Dataset rows for apps and sites
----

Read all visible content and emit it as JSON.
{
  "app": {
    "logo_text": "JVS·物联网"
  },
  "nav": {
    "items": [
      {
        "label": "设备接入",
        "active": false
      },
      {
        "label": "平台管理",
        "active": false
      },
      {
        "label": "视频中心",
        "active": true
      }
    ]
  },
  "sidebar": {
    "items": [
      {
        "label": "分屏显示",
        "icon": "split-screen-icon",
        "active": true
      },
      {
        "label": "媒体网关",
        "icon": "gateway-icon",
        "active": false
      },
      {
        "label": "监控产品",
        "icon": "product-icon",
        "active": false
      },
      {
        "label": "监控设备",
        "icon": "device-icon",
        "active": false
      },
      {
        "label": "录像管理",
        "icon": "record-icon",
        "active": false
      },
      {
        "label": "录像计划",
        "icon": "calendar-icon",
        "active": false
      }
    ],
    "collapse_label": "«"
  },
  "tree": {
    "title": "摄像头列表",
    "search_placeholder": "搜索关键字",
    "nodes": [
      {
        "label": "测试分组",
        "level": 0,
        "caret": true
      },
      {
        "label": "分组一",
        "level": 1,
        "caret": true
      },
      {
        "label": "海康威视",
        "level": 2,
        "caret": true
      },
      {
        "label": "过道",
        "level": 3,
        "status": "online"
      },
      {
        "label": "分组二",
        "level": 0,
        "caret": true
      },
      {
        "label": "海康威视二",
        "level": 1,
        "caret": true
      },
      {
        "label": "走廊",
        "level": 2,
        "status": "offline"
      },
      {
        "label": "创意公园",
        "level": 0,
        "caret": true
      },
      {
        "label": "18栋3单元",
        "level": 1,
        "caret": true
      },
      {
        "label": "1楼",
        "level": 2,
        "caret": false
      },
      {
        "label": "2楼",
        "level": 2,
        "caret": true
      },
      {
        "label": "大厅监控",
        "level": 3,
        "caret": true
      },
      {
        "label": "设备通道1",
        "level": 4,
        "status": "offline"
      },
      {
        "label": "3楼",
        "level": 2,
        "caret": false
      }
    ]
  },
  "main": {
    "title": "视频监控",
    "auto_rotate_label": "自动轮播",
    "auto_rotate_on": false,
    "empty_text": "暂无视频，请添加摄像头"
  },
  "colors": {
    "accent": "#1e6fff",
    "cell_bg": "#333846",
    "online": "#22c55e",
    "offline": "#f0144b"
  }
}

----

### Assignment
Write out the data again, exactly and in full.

### Answer section
Read all visible content and emit it as JSON.
{
  "app": {
    "logo_text": "JVS·物联网"
  },
  "nav": {
    "items": [
      {
        "label": "设备接入",
        "active": false
      },
      {
        "label": "平台管理",
        "active": false
      },
      {
        "label": "视频中心",
        "active": true
      }
    ]
  },
  "sidebar": {
    "items": [
      {
        "label": "分屏显示",
        "icon": "split-screen-icon",
        "active": true
      },
      {
        "label": "媒体网关",
        "icon": "gateway-icon",
        "active": false
      },
      {
        "label": "监控产品",
        "icon": "product-icon",
        "active": false
      },
      {
        "label": "监控设备",
        "icon": "device-icon",
        "active": false
      },
      {
        "label": "录像管理",
        "icon": "record-icon",
        "active": false
      },
      {
        "label": "录像计划",
        "icon": "calendar-icon",
        "active": false
      }
    ],
    "collapse_label": "«"
  },
  "tree": {
    "title": "摄像头列表",
    "search_placeholder": "搜索关键字",
    "nodes": [
      {
        "label": "测试分组",
        "level": 0,
        "caret": true
      },
      {
        "label": "分组一",
        "level": 1,
        "caret": true
      },
      {
        "label": "海康威视",
        "level": 2,
        "caret": true
      },
      {
        "label": "过道",
        "level": 3,
        "status": "online"
      },
      {
        "label": "分组二",
        "level": 0,
        "caret": true
      },
      {
        "label": "海康威视二",
        "level": 1,
        "caret": true
      },
      {
        "label": "走廊",
        "level": 2,
        "status": "offline"
      },
      {
        "label": "创意公园",
        "level": 0,
        "caret": true
      },
      {
        "label": "18栋3单元",
        "level": 1,
        "caret": true
      },
      {
        "label": "1楼",
        "level": 2,
        "caret": false
      },
      {
        "label": "2楼",
        "level": 2,
        "caret": true
      },
      {
        "label": "大厅监控",
        "level": 3,
        "caret": true
      },
      {
        "label": "设备通道1",
        "level": 4,
        "status": "offline"
      },
      {
        "label": "3楼",
        "level": 2,
        "caret": false
      }
    ]
  },
  "main": {
    "title": "视频监控",
    "auto_rotate_label": "自动轮播",
    "auto_rotate_on": false,
    "empty_text": "暂无视频，请添加摄像头"
  },
  "colors": {
    "accent": "#1e6fff",
    "cell_bg": "#333846",
    "online": "#22c55e",
    "offline": "#f0144b"
  }
}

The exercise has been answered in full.